Lines containing the word "FANTAZİ" are to be copied from the data below.

## Supplied information
▬▬▬▬▬▬▬▬▬▬

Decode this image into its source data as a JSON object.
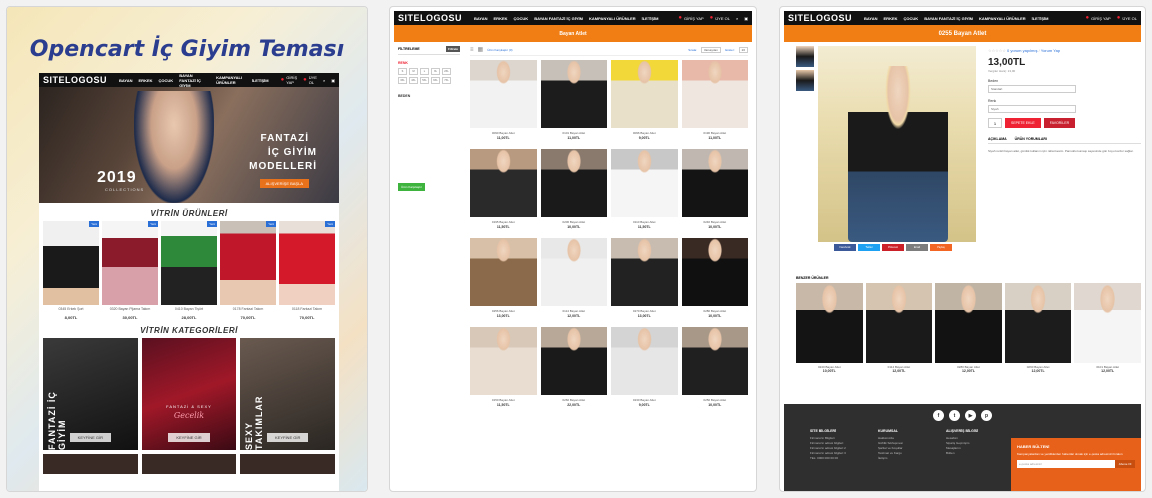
{
  "colors": {
    "accent_orange": "#f07e14",
    "nav_black": "#111111",
    "price_red": "#ee2233",
    "title_blue": "#2a3d8f",
    "footer_dark": "#2f2f2f"
  },
  "panel1": {
    "title": "Opencart İç Giyim Teması",
    "nav": {
      "logo": "SITELOGOSU",
      "items": [
        "BAYAN",
        "ERKEK",
        "ÇOCUK",
        "BAYAN FANTAZİ İÇ GİYİM",
        "KAMPANYALI ÜRÜNLER",
        "İLETİŞİM"
      ],
      "login": "GİRİŞ YAP",
      "register": "ÜYE OL"
    },
    "hero": {
      "year": "2019",
      "collection": "COLLECTIONS",
      "line1": "FANTAZİ",
      "line2": "İÇ GİYİM",
      "line3": "MODELLERİ",
      "button": "ALIŞVERİŞE BAŞLA"
    },
    "showcase_title": "VİTRİN ÜRÜNLERİ",
    "products": [
      {
        "name": "0345 Erkek Şort",
        "price": "8,00TL"
      },
      {
        "name": "0320 Bayan Pijama Takım",
        "price": "30,00TL"
      },
      {
        "name": "0410 Bayan Tişört",
        "price": "28,00TL"
      },
      {
        "name": "0178 Fantazi Takım",
        "price": "70,00TL"
      },
      {
        "name": "0118 Fantazi Takım",
        "price": "70,00TL"
      }
    ],
    "categories_title": "VİTRİN KATEGORİLERİ",
    "categories": [
      {
        "vertical": "FANTAZİ İÇ GİYİM",
        "button": "KEYFİNE GİR"
      },
      {
        "mid1": "FANTAZİ & SEXY",
        "mid2": "Gecelik",
        "button": "KEYFİNE GİR"
      },
      {
        "vertical": "SEXY TAKIMLAR",
        "button": "KEYFİNE GİR"
      }
    ]
  },
  "panel2": {
    "banner": "Bayan Atlet",
    "filter": {
      "title": "FİLTRELEME",
      "button": "Filtrele",
      "sections": [
        "RENK",
        "BEDEN"
      ],
      "sizes": [
        "S",
        "M",
        "L",
        "XL",
        "2XL",
        "3XL",
        "4XL",
        "5XL",
        "6XL",
        "7XL"
      ]
    },
    "compare": "Ürün Karşılaştır",
    "toolbar": {
      "compare_link": "Ürün Karşılaştır (0)",
      "sort_label": "Sırala:",
      "sort_value": "Varsayılan",
      "show_label": "Göster:",
      "show_value": "20"
    },
    "products": [
      {
        "name": "0090 Bayan Atlet",
        "price": "11,00TL"
      },
      {
        "name": "0101 Bayan Atlet",
        "price": "11,00TL"
      },
      {
        "name": "0096 Bayan Atlet",
        "price": "9,00TL"
      },
      {
        "name": "0190 Bayan Atlet",
        "price": "11,00TL"
      },
      {
        "name": "0195 Bayan Atlet",
        "price": "11,50TL"
      },
      {
        "name": "0206 Bayan Atlet",
        "price": "10,00TL"
      },
      {
        "name": "0110 Bayan Atlet",
        "price": "11,50TL"
      },
      {
        "name": "0240 Bayan Atlet",
        "price": "10,00TL"
      },
      {
        "name": "0256 Bayan Atlet",
        "price": "13,00TL"
      },
      {
        "name": "0114 Bayan Atlet",
        "price": "12,00TL"
      },
      {
        "name": "0270 Bayan Atlet",
        "price": "13,00TL"
      },
      {
        "name": "0280 Bayan Atlet",
        "price": "10,00TL"
      },
      {
        "name": "0150 Bayan Atlet",
        "price": "11,50TL"
      },
      {
        "name": "0260 Bayan Atlet",
        "price": "22,00TL"
      },
      {
        "name": "0230 Bayan Atlet",
        "price": "9,00TL"
      },
      {
        "name": "0250 Bayan Atlet",
        "price": "10,00TL"
      }
    ]
  },
  "panel3": {
    "banner": "0255 Bayan Atlet",
    "reviews": "0 yorum yapılmış",
    "write_review": "Yorum Yap",
    "price": "13,00TL",
    "price_sub": "Vergiler Hariç: 13,00",
    "option1_label": "Beden",
    "option1_value": "Standart",
    "option2_label": "Renk",
    "option2_value": "Siyah",
    "qty": "1",
    "cart_button": "SEPETE EKLE",
    "wish_button": "FAVORİLER",
    "tabs": [
      "AÇIKLAMA",
      "ÜRÜN YORUMLARI"
    ],
    "description": "Siyah renkli bayan atlet, günlük kullanım için rahat kesim. Pamuklu kumaşı sayesinde gün boyu konfor sağlar.",
    "share": [
      "Facebook",
      "Twitter",
      "Pinterest",
      "Email",
      "Paylaş"
    ],
    "related_title": "BENZER ÜRÜNLER",
    "related": [
      {
        "name": "0240 Bayan Atlet",
        "price": "10,00TL"
      },
      {
        "name": "0114 Bayan Atlet",
        "price": "12,00TL"
      },
      {
        "name": "0280 Bayan Atlet",
        "price": "12,00TL"
      },
      {
        "name": "0260 Bayan Atlet",
        "price": "12,00TL"
      },
      {
        "name": "0101 Bayan Atlet",
        "price": "12,00TL"
      }
    ],
    "footer": {
      "socials": [
        "f",
        "t",
        "▶",
        "p"
      ],
      "cols": [
        {
          "title": "SİTE BİLGİLERİ",
          "links": [
            "Firmanızın Bilgileri",
            "Firmanızın adresi bilgileri",
            "Firmanızın adresi bilgileri 2",
            "Firmanızın adresi bilgileri 3",
            "TEL: 0000 000 00 00"
          ]
        },
        {
          "title": "KURUMSAL",
          "links": [
            "Hakkımızda",
            "Gizlilik Sözleşmesi",
            "Şartlar ve Koşullar",
            "Teslimat ve Kargo",
            "İletişim"
          ]
        },
        {
          "title": "ALIŞVERİŞ BİLGİSİ",
          "links": [
            "Hesabım",
            "Sipariş Geçmişim",
            "Mesajlarım",
            "Bülten"
          ]
        }
      ],
      "newsletter_title": "HABER BÜLTENİ",
      "newsletter_text": "Kampanyalardan ve yeniliklerden haberdar olmak için e-posta adresinizi bırakın",
      "newsletter_placeholder": "e-posta adresiniz",
      "newsletter_button": "Abone Ol"
    }
  }
}
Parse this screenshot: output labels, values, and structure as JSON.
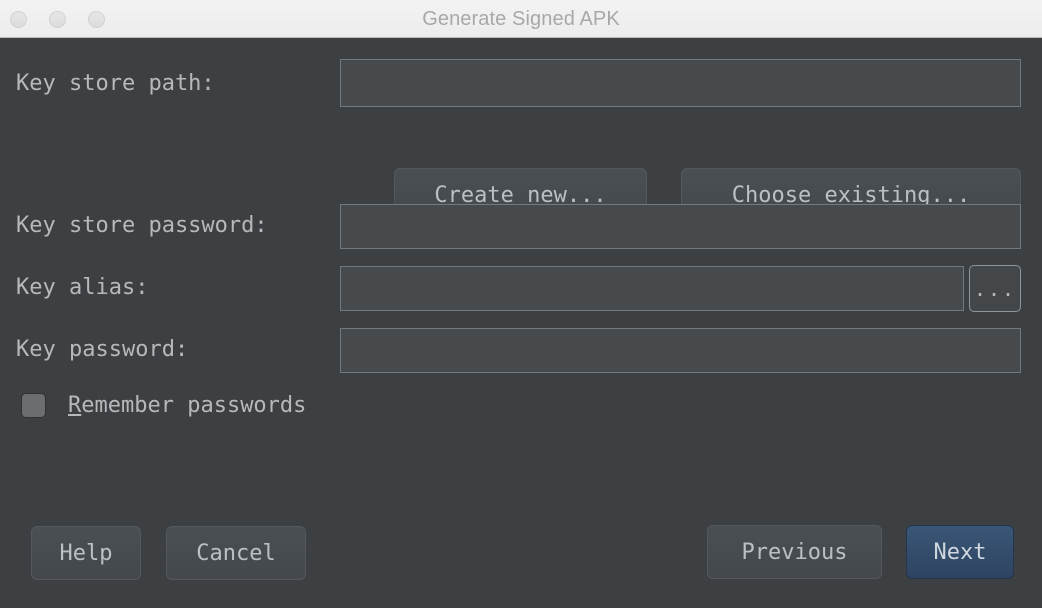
{
  "window": {
    "title": "Generate Signed APK",
    "traffic_lights": [
      {
        "name": "close-button",
        "color": "#e0e0e0"
      },
      {
        "name": "minimize-button",
        "color": "#e0e0e0"
      },
      {
        "name": "maximize-button",
        "color": "#e0e0e0"
      }
    ],
    "background_color": "#3c4043",
    "titlebar_color": "#efefef"
  },
  "form": {
    "key_store_path": {
      "label": "Key store path:",
      "value": "",
      "placeholder": ""
    },
    "key_store_password": {
      "label": "Key store password:",
      "value": "",
      "placeholder": ""
    },
    "key_alias": {
      "label": "Key alias:",
      "value": "",
      "placeholder": "",
      "browse_label": "..."
    },
    "key_password": {
      "label": "Key password:",
      "value": "",
      "placeholder": ""
    },
    "create_new_label": "Create new...",
    "choose_existing_label": "Choose existing...",
    "remember_passwords": {
      "label_mnemonic": "R",
      "label_rest": "emember passwords",
      "checked": false
    }
  },
  "footer": {
    "help_label": "Help",
    "cancel_label": "Cancel",
    "previous_label": "Previous",
    "next_label": "Next",
    "next_accent_color": "#35506f"
  }
}
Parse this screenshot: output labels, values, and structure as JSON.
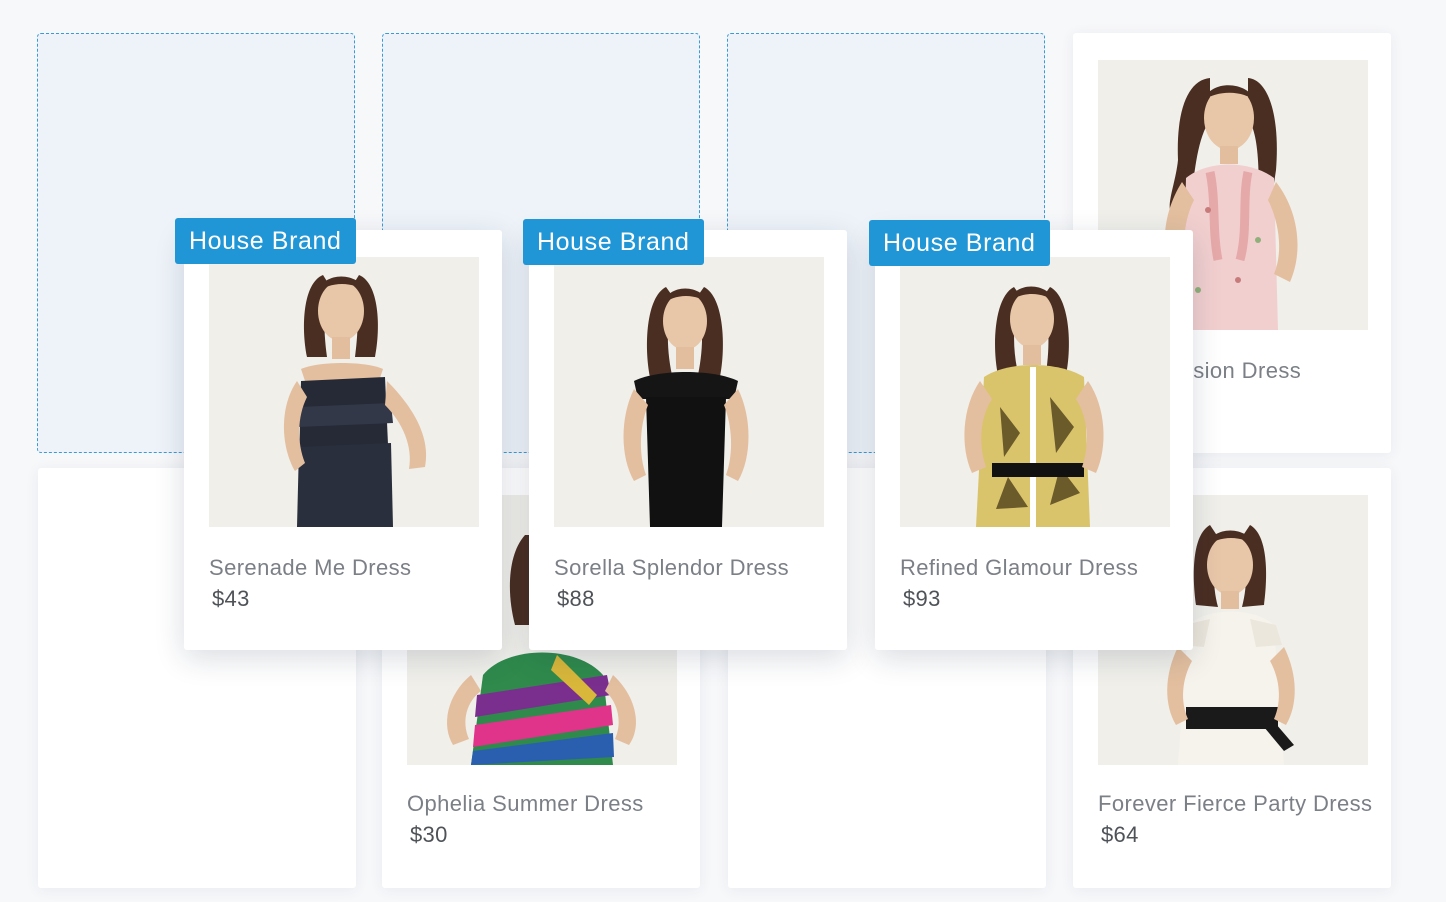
{
  "products": [
    {
      "name": "Serenade Me Dress",
      "price": "$43",
      "badge": "House Brand",
      "dress_icon": "strapless-ruffle-dress-photo",
      "dress_color": "#262a36",
      "state": "dragging"
    },
    {
      "name": "Sorella Splendor Dress",
      "price": "$88",
      "badge": "House Brand",
      "dress_icon": "off-shoulder-black-dress-photo",
      "dress_color": "#111111",
      "state": "dragging"
    },
    {
      "name": "Refined Glamour Dress",
      "price": "$93",
      "badge": "House Brand",
      "dress_icon": "yellow-print-dress-photo",
      "dress_color": "#d8c26a",
      "state": "dragging"
    },
    {
      "name": "Illusion Dress",
      "name_visible": "llusion Dress",
      "price": "",
      "dress_icon": "pink-ruffle-blouse-photo",
      "dress_color": "#f2cfcf",
      "state": "idle"
    },
    {
      "name": "Ophelia Summer Dress",
      "price": "$30",
      "dress_icon": "striped-summer-dress-photo",
      "dress_color": "#3d8a4a",
      "state": "idle"
    },
    {
      "name": "Forever Fierce Party Dress",
      "price": "$64",
      "dress_icon": "white-lace-dress-photo",
      "dress_color": "#f4f1ea",
      "state": "idle"
    }
  ],
  "colors": {
    "accent": "#2196d6",
    "placeholder_border": "#3a9ad9",
    "placeholder_fill": "#eef3f9",
    "card": "#ffffff",
    "background": "#f7f8fa"
  }
}
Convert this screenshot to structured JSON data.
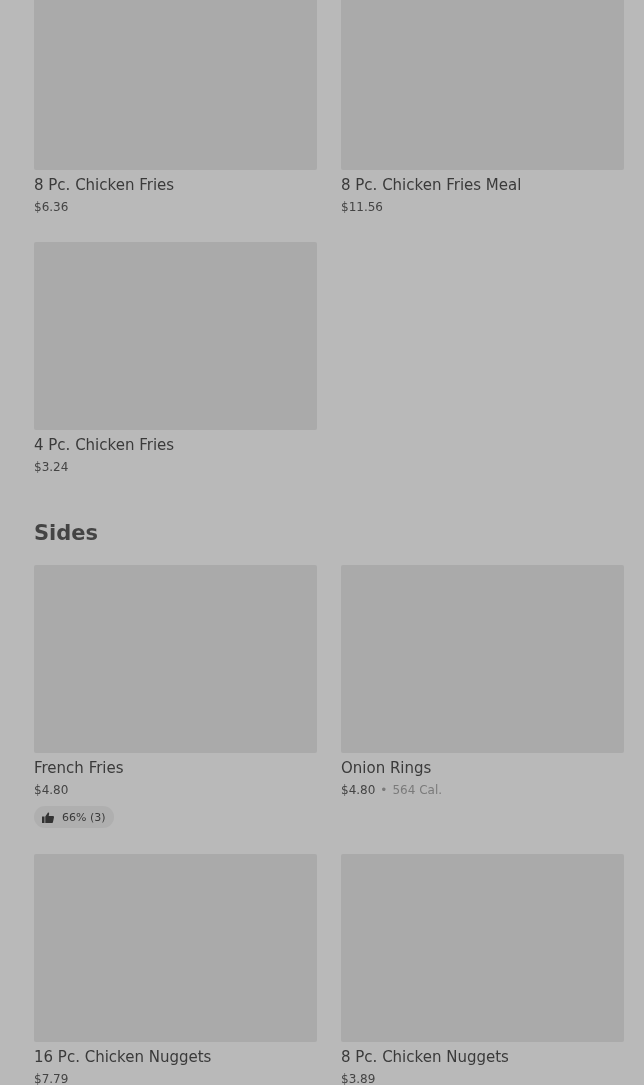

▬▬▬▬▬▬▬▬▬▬

## Solution to this task
        "BAYAN FANTAZİ İÇ GİYİM",
      "line1": "FANTAZİ",
        "vertical": "FANTAZİ İÇ GİYİM",
        "mid1": "FANTAZİ & SEXY",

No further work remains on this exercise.